The task:
Only a number is wanted here. Tally the lines of the data that contain "name".

Component data from apps and pages:

———

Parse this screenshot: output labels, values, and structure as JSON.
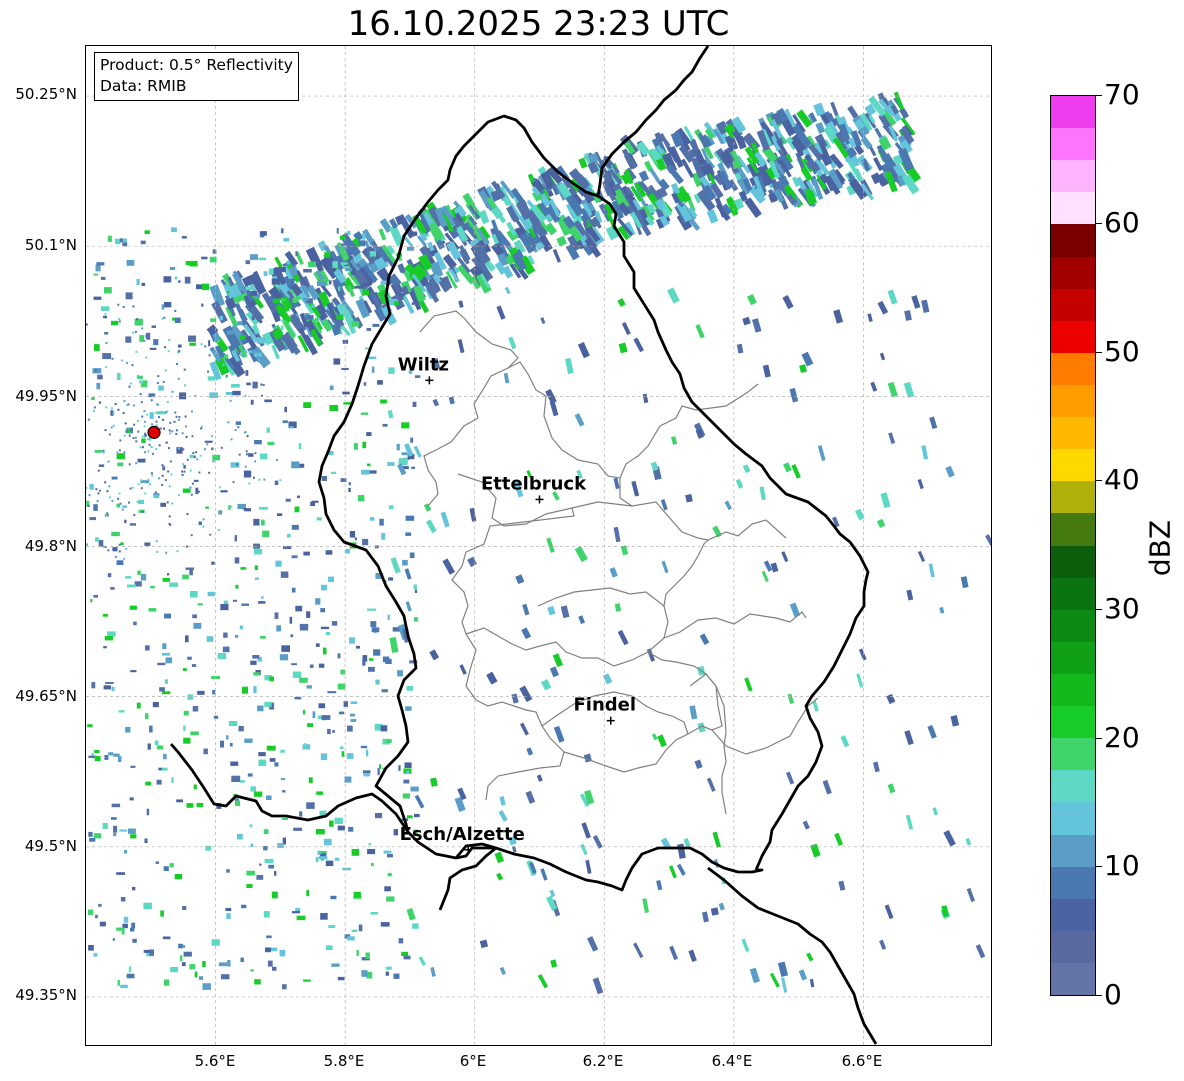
{
  "title": "16.10.2025 23:23 UTC",
  "info": {
    "product": "Product: 0.5° Reflectivity",
    "data": "Data: RMIB"
  },
  "map": {
    "lon_range": [
      5.4,
      6.8
    ],
    "lat_range": [
      49.3,
      50.3
    ],
    "y_ticks": [
      "50.25°N",
      "50.1°N",
      "49.95°N",
      "49.8°N",
      "49.65°N",
      "49.5°N",
      "49.35°N"
    ],
    "x_ticks": [
      "5.6°E",
      "5.8°E",
      "6°E",
      "6.2°E",
      "6.4°E",
      "6.6°E"
    ],
    "radar_site": {
      "lon": 5.505,
      "lat": 49.914,
      "color": "#e00000"
    },
    "cities": [
      {
        "name": "Wiltz",
        "lon": 5.93,
        "lat": 49.966
      },
      {
        "name": "Ettelbruck",
        "lon": 6.1,
        "lat": 49.847
      },
      {
        "name": "Findel",
        "lon": 6.21,
        "lat": 49.626
      },
      {
        "name": "Esch/Alzette",
        "lon": 5.99,
        "lat": 49.497
      }
    ]
  },
  "colorbar": {
    "label": "dBZ",
    "ticks": [
      "0",
      "10",
      "20",
      "30",
      "40",
      "50",
      "60",
      "70"
    ],
    "colors": [
      "#6374a6",
      "#5a6aa0",
      "#4b62a3",
      "#4a79b2",
      "#5a9ec8",
      "#64c4dc",
      "#5dd8c4",
      "#3fd46a",
      "#18cc28",
      "#12b81c",
      "#10a018",
      "#0c8a14",
      "#0a7410",
      "#0a5e0c",
      "#447a10",
      "#b0b00a",
      "#ffd800",
      "#ffb800",
      "#ff9c00",
      "#ff7c00",
      "#ec0000",
      "#c40000",
      "#a00000",
      "#7a0000",
      "#ffe0ff",
      "#ffb4ff",
      "#ff74fc",
      "#ee3cee"
    ]
  }
}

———

Task result:
4